Andrew Carter: And in the report we’ve identified that the governments city deals process, which as you currently and as you are aware, is currently focussed on the core cities, but were about to go out to a second wave of cities beyond those larger ones. We’ve been quite explicit as saying that midsized cities such as Sunderland, as well as places like Derby and Coventry and cities like that should be part of that deal. But what kind of proposition will you be asking to on talking to government around in relation to the city deals process?
Dave Smith: Well the message for us to government is that there is much that we are doing for ourselves as a city between the public and the private sector so the investments we’ve made already in infrastructure related to technology, superfast broadband, cloud technology, it’s all about making the city as a whole and in particularly the inner urban core attractive to business. We need to extend that accessibility, we need to extend that infrastructure development to transport, to commercial property development, some of which we can and will do for ourselves.

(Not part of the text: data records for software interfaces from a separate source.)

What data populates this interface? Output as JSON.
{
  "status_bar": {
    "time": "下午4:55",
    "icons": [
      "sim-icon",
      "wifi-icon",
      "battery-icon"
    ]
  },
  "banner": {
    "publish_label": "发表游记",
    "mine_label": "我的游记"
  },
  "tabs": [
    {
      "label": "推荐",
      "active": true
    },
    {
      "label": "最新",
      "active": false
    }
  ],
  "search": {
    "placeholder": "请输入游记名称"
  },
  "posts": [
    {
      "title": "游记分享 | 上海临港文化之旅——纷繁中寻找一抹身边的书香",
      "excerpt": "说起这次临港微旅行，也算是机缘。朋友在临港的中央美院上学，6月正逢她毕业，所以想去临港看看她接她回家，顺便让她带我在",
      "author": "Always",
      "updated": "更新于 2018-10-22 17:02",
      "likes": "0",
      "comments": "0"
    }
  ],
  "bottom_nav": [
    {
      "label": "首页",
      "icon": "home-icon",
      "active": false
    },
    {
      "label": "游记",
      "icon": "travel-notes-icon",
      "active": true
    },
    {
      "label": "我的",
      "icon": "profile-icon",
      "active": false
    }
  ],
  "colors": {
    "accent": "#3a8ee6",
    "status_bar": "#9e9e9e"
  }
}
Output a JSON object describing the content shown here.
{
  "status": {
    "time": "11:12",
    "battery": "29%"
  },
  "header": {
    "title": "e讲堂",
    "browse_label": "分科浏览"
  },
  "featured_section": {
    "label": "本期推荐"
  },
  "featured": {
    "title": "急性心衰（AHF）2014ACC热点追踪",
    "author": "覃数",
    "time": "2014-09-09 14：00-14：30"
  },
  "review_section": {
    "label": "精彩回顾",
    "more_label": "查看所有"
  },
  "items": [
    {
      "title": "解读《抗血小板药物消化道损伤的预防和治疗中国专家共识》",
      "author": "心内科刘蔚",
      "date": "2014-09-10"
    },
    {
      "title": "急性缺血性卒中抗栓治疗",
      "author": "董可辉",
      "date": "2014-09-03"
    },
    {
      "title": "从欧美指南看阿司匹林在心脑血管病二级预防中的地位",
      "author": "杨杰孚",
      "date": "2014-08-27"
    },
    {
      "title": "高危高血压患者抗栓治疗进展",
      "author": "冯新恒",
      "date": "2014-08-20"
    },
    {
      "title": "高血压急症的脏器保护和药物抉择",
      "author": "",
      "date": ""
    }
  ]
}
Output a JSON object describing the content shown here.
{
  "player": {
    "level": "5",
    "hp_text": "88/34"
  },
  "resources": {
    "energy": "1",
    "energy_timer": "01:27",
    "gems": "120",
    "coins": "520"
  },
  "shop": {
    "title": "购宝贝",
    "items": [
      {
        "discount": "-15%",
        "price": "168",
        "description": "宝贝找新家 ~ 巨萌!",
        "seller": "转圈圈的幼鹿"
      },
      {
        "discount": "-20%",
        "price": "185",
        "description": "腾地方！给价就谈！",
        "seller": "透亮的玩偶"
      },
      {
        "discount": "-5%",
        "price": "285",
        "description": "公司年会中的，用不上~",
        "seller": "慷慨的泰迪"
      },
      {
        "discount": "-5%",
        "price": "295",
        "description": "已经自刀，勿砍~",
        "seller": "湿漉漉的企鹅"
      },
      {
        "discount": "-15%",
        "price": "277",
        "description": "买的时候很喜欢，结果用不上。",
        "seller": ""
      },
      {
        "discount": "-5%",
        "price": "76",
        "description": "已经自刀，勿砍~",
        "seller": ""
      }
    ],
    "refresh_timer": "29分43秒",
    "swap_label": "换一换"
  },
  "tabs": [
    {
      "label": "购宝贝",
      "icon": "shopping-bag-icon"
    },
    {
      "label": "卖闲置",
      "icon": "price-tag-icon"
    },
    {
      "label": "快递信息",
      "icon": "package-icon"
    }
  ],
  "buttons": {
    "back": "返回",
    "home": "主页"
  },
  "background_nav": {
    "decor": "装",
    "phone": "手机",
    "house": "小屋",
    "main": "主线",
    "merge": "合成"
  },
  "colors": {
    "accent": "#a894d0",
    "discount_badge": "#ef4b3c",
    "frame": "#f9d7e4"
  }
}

We’re in the middle of developing a local asset based vehicle that will unlock private investment alongside public investment of a scale that I don’t think is anywhere else in the UK. But it’s not enough, it’s not enough to deal even of itself with the, with this size of the problems that we’re facing in that city centre as so well articulated in the report. So what we want from government is some support with that to match what we’re doing, particularly around transport, particularly around skills development and particularly in support of the actions we’re already taking.
Andrew Carter: So Ray, when we looked at their work and we did the research we noticed that cities like Sunderland, Derby, Coventry, Preston, they had similar characteristics, both in the way that their economy was organised, but also some of the issues that they were facing and one of the things we talk about is actually encouraging those cities and others to work together. Why is that important when we think about going forward?
Ray Mills: I think it’s vitally important, because if the proposition here is to create a funded scale in the hundreds and millions to invest in the potential of these midsized cities, that’s going to involve some hard decisions about where you invest and when. If these cities can’t work together we’re going to a fund that never invests anywhere and nobody is going to get the benefit and let’s not forget the benefit here is for people and businesses, we’ve got to get everything right, we’ve got to create the infrastructure, whether it’s the build infrastructure or the funding, but then we’ve got to make sure we support our people through skills and education and businesses too, so we can link everything together with a new vision for the future.
Andrew Carter: Great. Thank you very much indeed Ray and Dave for your insights. You can get more of the research on our website it’s called “Hidden Potential” we’d be really keen to hear from you and in particularly how you think a midsized cities investment fund could operate and particularly how it operates in light of the city deals process. Thanks very much.